A biomedical engineer working on how to heal damaged brain tissue from The Australian National University (ANU) has been named one of Australia's official Superstars of STEM.
The ANU College of Engineering and Computer Science researcher Dr Kiara Bruggeman is one of 60 brilliant women in science, technology, engineering and mathematics (STEM) selected for this acclaimed national media training program.
Supported by the Australian Government’s Department of Industry, Science, Energy and Resources, these next 60 Superstars of STEM will participate in the program in 2021 and 2022.
Dr Bruggeman said she was thrilled to have been chosen from a very competitive national field, and is excited to promote her passions of biomaterials and STEM (science, technology, engineering, and mathematics) education.
Dr Bruggeman makes materials that mimic healthy brain tissue on a nano scale. These can then be used to trick stem cells into becoming new brain tissue after brain damage from stroke or neurodegenerative diseases.
"I'd like to get my message and my work out there. And to learn the skills that I need to keep getting it out there.
"We tend to end up doing a lot of communication and outreach as one-off things as an aside to our research. But it's really very important that we keep doing that all the time. I want to learn how to make that a pattern, and encourage others to do so too, so that our work can keep reaching the people that it needs to reach," said Dr Bruggeman.
She is keen to use her new platform and training to make science accessible to the general public.
"It is really important to be able to get the science that we're working on in the lab out to the people.

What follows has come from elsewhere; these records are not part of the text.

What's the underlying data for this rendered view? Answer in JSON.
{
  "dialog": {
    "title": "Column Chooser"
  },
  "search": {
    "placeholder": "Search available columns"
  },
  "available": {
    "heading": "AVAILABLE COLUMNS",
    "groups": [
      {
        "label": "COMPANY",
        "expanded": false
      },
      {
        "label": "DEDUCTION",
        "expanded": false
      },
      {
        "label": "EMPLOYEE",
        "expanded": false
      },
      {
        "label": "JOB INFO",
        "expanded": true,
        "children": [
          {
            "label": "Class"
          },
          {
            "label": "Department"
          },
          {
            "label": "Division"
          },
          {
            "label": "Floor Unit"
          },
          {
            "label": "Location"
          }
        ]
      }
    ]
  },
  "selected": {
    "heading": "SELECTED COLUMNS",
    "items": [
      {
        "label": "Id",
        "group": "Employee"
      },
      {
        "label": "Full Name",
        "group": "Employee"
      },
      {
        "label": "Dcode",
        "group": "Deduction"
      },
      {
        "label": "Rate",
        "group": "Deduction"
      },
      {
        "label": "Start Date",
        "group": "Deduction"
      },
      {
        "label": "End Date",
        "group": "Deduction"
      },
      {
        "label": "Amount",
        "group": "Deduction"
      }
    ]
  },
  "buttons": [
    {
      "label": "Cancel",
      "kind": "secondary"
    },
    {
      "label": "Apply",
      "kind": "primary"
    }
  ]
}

Because you can so easily misconstrue science and we're not ever going to have a good positive impact if people don't understand and trust what we're doing," said Dr Bruggeman.
Science & Technology Australia Chief Executive Officer Misha Schubert said the program gave women in STEM stronger skills and confidence to step into expert commentary roles in the media.

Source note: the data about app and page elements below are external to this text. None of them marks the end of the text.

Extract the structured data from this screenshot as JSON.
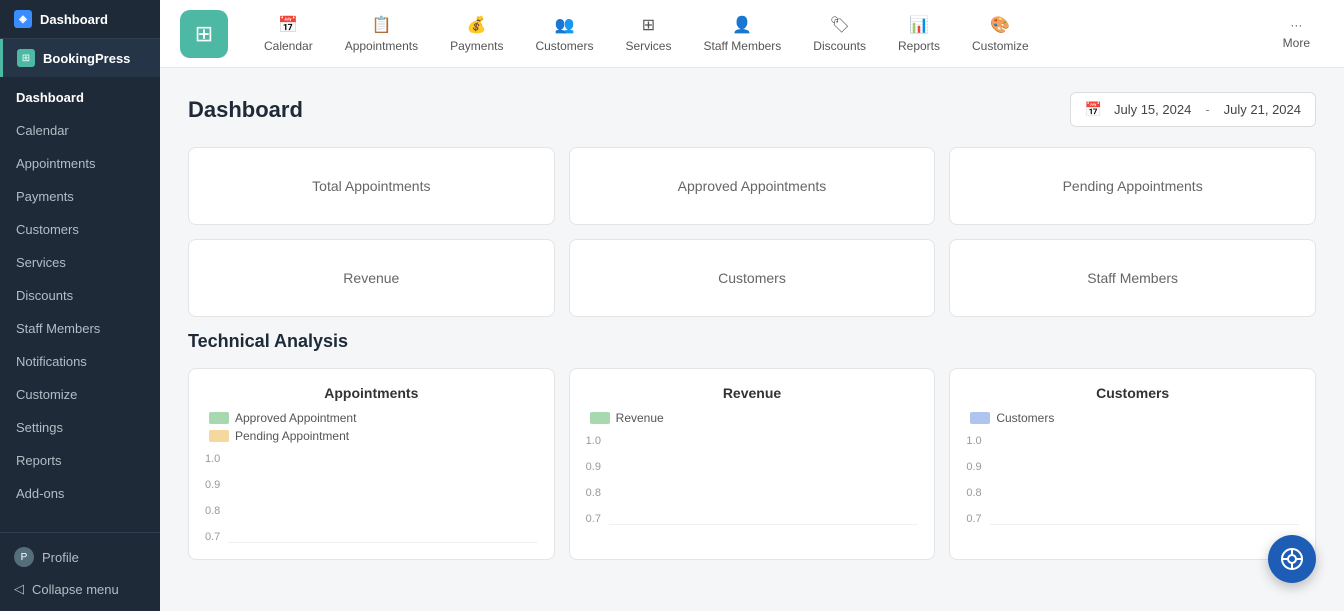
{
  "sidebar": {
    "app_label": "Dashboard",
    "brand_label": "BookingPress",
    "nav_items": [
      {
        "label": "Dashboard",
        "active": true
      },
      {
        "label": "Calendar",
        "active": false
      },
      {
        "label": "Appointments",
        "active": false
      },
      {
        "label": "Payments",
        "active": false
      },
      {
        "label": "Customers",
        "active": false
      },
      {
        "label": "Services",
        "active": false
      },
      {
        "label": "Discounts",
        "active": false
      },
      {
        "label": "Staff Members",
        "active": false
      },
      {
        "label": "Notifications",
        "active": false
      },
      {
        "label": "Customize",
        "active": false
      },
      {
        "label": "Settings",
        "active": false
      },
      {
        "label": "Reports",
        "active": false
      },
      {
        "label": "Add-ons",
        "active": false
      }
    ],
    "profile_label": "Profile",
    "collapse_label": "Collapse menu"
  },
  "topnav": {
    "logo_symbol": "⊞",
    "items": [
      {
        "label": "Calendar",
        "icon": "📅"
      },
      {
        "label": "Appointments",
        "icon": "📋"
      },
      {
        "label": "Payments",
        "icon": "💰"
      },
      {
        "label": "Customers",
        "icon": "👥"
      },
      {
        "label": "Services",
        "icon": "⊞"
      },
      {
        "label": "Staff Members",
        "icon": "👤"
      },
      {
        "label": "Discounts",
        "icon": "🏷"
      },
      {
        "label": "Reports",
        "icon": "📊"
      },
      {
        "label": "Customize",
        "icon": "🎨"
      }
    ],
    "more_label": "More",
    "more_icon": "···"
  },
  "dashboard": {
    "title": "Dashboard",
    "date_start": "July 15, 2024",
    "date_end": "July 21, 2024",
    "date_separator": "-",
    "stat_cards": [
      {
        "label": "Total Appointments"
      },
      {
        "label": "Approved Appointments"
      },
      {
        "label": "Pending Appointments"
      },
      {
        "label": "Revenue"
      },
      {
        "label": "Customers"
      },
      {
        "label": "Staff Members"
      }
    ],
    "analysis_title": "Technical Analysis",
    "analysis_cards": [
      {
        "title": "Appointments",
        "legends": [
          {
            "label": "Approved Appointment",
            "color": "#a8d8b0"
          },
          {
            "label": "Pending Appointment",
            "color": "#f5d89e"
          }
        ]
      },
      {
        "title": "Revenue",
        "legends": [
          {
            "label": "Revenue",
            "color": "#a8d8b0"
          }
        ]
      },
      {
        "title": "Customers",
        "legends": [
          {
            "label": "Customers",
            "color": "#b0c4f0"
          }
        ]
      }
    ],
    "y_axis_labels": [
      "1.0",
      "0.9",
      "0.8",
      "0.7"
    ]
  },
  "fab": {
    "icon": "⊗",
    "label": "help"
  }
}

“It’s hard to be what you can’t see,” she said. “Women are still seriously under-represented in STEM leadership roles.
“The Superstars of STEM program sets out to smash stereotypes of what a scientist, technologist, engineer or mathematician look like – these powerful role models show girls that STEM is for them.
“Sustaining this type of program for the long-term is more important than ever amid the challenges of the COVID-19 pandemic on women in the STEM workforce.”